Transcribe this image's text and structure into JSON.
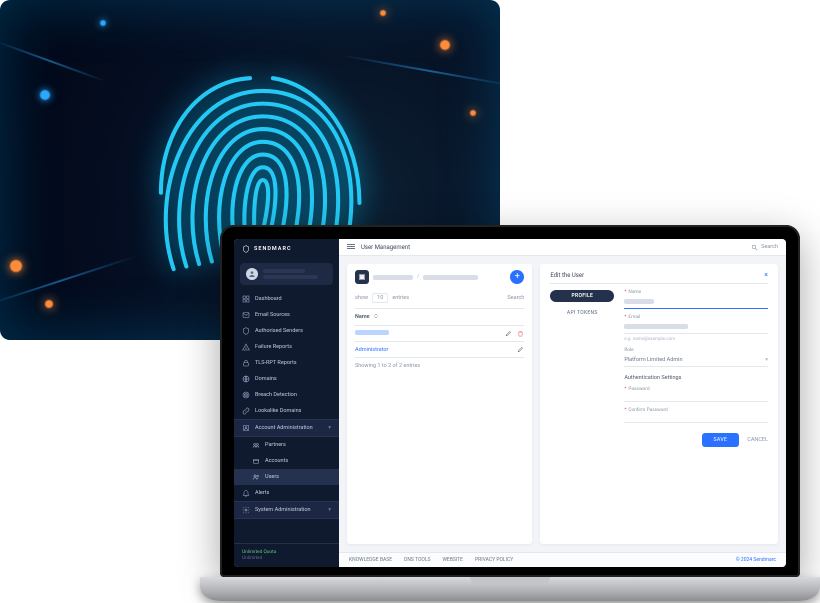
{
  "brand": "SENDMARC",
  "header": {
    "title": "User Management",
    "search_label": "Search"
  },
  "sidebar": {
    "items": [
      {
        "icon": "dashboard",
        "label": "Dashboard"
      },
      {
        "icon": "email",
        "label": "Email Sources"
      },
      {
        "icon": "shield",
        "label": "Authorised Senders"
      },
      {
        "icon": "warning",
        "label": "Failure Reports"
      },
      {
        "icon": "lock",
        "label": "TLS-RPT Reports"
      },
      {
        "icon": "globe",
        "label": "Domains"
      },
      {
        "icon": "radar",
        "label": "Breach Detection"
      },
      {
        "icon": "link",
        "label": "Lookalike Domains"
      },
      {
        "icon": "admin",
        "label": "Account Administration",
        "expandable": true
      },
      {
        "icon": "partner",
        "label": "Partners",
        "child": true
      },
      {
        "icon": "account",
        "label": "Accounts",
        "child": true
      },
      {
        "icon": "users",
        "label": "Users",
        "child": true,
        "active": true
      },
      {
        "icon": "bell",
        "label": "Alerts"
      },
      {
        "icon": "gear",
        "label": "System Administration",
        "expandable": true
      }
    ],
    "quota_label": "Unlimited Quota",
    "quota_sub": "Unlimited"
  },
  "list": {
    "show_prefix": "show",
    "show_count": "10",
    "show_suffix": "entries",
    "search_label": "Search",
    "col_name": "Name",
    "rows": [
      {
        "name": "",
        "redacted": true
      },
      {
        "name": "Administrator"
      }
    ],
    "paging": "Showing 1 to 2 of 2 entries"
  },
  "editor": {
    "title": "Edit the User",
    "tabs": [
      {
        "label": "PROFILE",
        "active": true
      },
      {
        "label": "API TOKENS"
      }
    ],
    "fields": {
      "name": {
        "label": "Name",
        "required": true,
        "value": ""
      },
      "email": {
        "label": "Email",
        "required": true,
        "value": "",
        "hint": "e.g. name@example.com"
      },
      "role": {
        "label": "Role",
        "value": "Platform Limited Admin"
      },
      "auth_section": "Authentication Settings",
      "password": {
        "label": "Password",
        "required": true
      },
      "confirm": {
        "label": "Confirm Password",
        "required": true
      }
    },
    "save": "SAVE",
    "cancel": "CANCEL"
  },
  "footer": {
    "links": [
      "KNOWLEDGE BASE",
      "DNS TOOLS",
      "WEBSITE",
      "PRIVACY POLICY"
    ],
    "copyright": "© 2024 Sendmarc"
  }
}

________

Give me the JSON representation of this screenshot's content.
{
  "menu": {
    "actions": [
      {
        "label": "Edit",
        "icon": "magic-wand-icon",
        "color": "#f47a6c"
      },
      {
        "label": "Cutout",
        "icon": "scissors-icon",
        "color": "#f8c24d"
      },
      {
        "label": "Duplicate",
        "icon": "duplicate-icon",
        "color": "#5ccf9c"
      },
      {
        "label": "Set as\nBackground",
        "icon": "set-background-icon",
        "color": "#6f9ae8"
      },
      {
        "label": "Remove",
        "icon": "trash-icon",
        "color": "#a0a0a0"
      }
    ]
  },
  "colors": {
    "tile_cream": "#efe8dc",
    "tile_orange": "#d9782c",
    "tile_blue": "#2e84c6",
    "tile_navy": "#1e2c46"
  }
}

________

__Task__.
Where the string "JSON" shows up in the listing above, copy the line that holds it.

__Written reply__.
Transcribe this image's text and structure into JSON.
Give me the JSON representation of this screenshot's content.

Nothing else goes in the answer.